To Laura and to love was vowedLeaves whose green pomp knew no withering : Mingled, but mixed not; on whose cheek Fountains bright as the skies of our spring; There was a blush, as if she knew And songs whose wild and passionate line
Whose look was fixed on hers. Her eye, Suited a soul of romance like mine.
Of a spring-sky's delicious blue,
But mingling tears, and light, and gloom,
I painted her with golden tresses,
She sat beneath a cypress-tree,
I ever thought that poet's fate
Farewell, my lute!--and would that I
Had never waked thy burning chords! And yet between a gulf which ever
Poison has been upon thy sigh, The hearts that burn to meet must sever. And fever has breathed in thy words. And he was vowed to one sweet star, Bright yet to him, but bright afar.
Yet wherefore, wherefore should I blame
Thy power, thy spell, my gentlest lute?
I should have been the wretch I am,
Had every chord of thine been mute.
It was not song that taught me love,
If song be past, and hope undone,
And pulse, and head, and heart, are flame; And all his pilgrims must endure
It is thy work, thou faithless one! All passion's mighty suffering
But, no!-I will not name thy name ! Ere they may reach the blessed spring. And some who waste their lives to find Sun-god! lute, wreath are vowed to thee! A prize which they may never win:
Long be their light upon my grave Like those who search for Irem's groves, My glorious grave-yon deep blue sea : Which found, they may not enter in.
I shall sleep calm beneath its ware! Where is the sorrow but appears In Love's long catalogue of tears? And some there are who leave the path In agony and fierce disdain ; But bear upon each cankered breast
Florence! with what idolatry
I've lingered in thy radiant halls,
Grew dim with gazing on those walls, My next was of a minstrel too,
Where Time had spared each glorious gift Who proved what woman's hand might do, By Genius unto Memory left! When, true to the heart-pulse, it woke And when seen by the pale moonlight, The harp. Her head was bending down, More pure, more perfect, though less bright, As if in weariness, and near,

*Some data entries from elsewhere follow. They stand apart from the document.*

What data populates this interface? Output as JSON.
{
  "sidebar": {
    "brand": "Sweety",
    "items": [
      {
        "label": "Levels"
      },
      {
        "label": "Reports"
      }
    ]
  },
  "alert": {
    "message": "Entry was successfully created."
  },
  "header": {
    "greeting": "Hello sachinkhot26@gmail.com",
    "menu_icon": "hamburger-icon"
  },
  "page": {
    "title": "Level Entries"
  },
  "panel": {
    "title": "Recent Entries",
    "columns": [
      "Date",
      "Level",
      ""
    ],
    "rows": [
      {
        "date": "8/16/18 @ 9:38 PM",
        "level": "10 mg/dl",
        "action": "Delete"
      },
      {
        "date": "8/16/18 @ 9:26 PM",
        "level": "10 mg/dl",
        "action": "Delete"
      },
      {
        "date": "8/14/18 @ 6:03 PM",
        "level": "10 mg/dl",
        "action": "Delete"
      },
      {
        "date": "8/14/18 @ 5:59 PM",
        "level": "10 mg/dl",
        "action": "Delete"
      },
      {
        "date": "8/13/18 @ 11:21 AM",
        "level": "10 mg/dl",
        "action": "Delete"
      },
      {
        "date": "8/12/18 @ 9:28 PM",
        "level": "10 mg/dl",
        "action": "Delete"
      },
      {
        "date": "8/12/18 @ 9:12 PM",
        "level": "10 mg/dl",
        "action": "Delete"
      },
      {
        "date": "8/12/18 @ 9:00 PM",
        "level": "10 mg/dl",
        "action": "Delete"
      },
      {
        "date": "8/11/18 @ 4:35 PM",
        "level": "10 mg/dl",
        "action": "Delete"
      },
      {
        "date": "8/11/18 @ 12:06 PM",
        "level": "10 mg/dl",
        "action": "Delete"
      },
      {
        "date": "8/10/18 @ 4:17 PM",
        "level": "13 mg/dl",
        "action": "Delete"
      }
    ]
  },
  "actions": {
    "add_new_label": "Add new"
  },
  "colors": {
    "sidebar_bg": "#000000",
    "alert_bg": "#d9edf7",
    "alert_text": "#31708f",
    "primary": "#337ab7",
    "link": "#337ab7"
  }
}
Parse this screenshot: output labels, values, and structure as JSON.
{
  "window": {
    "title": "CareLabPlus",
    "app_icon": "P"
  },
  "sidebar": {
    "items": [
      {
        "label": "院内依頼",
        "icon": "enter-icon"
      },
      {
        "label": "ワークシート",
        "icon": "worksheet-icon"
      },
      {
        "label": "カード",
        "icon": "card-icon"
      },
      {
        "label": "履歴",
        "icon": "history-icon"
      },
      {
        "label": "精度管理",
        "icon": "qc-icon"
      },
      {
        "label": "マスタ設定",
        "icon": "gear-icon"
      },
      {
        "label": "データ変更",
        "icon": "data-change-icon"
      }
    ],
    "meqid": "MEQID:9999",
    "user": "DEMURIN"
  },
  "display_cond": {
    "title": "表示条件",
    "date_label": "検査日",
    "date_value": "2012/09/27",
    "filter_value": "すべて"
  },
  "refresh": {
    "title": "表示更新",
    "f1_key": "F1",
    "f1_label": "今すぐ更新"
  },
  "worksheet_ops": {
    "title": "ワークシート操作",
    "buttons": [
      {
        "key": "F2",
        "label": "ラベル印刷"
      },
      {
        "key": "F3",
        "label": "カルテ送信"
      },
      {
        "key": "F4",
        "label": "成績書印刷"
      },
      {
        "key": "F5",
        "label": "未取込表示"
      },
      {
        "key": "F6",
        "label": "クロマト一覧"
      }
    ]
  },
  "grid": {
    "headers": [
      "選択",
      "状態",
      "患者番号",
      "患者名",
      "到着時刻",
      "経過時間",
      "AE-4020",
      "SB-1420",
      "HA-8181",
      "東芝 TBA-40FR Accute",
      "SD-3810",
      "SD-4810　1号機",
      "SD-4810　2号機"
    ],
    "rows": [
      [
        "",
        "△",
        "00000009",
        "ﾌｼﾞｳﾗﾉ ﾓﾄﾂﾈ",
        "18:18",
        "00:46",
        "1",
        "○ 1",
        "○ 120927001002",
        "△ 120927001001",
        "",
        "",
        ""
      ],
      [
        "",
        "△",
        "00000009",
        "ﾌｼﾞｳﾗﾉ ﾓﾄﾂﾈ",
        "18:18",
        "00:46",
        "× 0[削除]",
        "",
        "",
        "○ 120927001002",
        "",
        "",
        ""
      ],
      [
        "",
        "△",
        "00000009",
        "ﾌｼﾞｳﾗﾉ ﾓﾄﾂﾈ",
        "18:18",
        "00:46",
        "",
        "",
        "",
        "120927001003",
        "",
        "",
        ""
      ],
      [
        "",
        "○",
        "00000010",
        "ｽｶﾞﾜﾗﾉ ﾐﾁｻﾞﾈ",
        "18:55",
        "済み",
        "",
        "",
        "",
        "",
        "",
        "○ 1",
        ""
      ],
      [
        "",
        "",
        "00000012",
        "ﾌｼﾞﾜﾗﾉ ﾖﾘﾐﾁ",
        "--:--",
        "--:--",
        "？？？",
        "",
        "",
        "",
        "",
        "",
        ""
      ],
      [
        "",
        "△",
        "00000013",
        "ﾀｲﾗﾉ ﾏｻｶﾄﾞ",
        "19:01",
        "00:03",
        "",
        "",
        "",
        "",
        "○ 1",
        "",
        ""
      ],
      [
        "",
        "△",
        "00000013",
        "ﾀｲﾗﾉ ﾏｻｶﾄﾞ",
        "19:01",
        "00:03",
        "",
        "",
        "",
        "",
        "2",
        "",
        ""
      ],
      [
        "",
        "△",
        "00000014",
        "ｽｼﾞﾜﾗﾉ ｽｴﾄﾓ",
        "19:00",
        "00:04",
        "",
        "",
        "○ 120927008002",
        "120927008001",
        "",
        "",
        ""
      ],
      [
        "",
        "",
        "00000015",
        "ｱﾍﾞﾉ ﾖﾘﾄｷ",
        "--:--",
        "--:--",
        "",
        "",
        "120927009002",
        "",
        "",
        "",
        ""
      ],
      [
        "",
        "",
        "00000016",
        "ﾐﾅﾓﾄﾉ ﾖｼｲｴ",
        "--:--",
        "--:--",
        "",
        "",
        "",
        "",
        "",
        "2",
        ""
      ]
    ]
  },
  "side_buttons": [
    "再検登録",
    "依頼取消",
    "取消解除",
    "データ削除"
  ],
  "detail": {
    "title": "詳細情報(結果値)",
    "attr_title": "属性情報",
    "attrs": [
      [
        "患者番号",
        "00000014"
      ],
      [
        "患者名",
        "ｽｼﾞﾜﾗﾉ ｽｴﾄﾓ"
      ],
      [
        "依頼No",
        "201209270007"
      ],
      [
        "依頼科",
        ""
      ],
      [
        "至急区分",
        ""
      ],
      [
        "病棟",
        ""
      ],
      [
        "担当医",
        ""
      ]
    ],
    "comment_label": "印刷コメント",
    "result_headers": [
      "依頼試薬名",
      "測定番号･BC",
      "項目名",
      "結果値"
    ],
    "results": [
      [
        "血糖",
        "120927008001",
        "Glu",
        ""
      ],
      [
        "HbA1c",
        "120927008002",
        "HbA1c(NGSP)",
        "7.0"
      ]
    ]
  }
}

What dreams of song flashed on my brain, But unworn, was a laurel-crown.
Till each shade seemed to live again; She was not beautiful, if bloom
And then the beautiful, the grand, And smiles form beauty; for, like death, The glorious of my native land, Her brow was ghastly; and her lip In every flower that threw ite veil Was parched, as fever were its breath. Aside, when wooed by the spring-gale; There was a shade upon her dark,
In every vineyard, where the sun, Large, floating eyes, as if each spark His task of summer-ripening done, of minstrel-ecstasy was fled,
Shone on their clusters, and a song Yet leaving them no tears to shed; Came lightly from the peasant-throng ;Fixed in their hopelessness of care, In the dim loveliness of night, And reckless in their great despair. In fountains with their diamond-ligbt.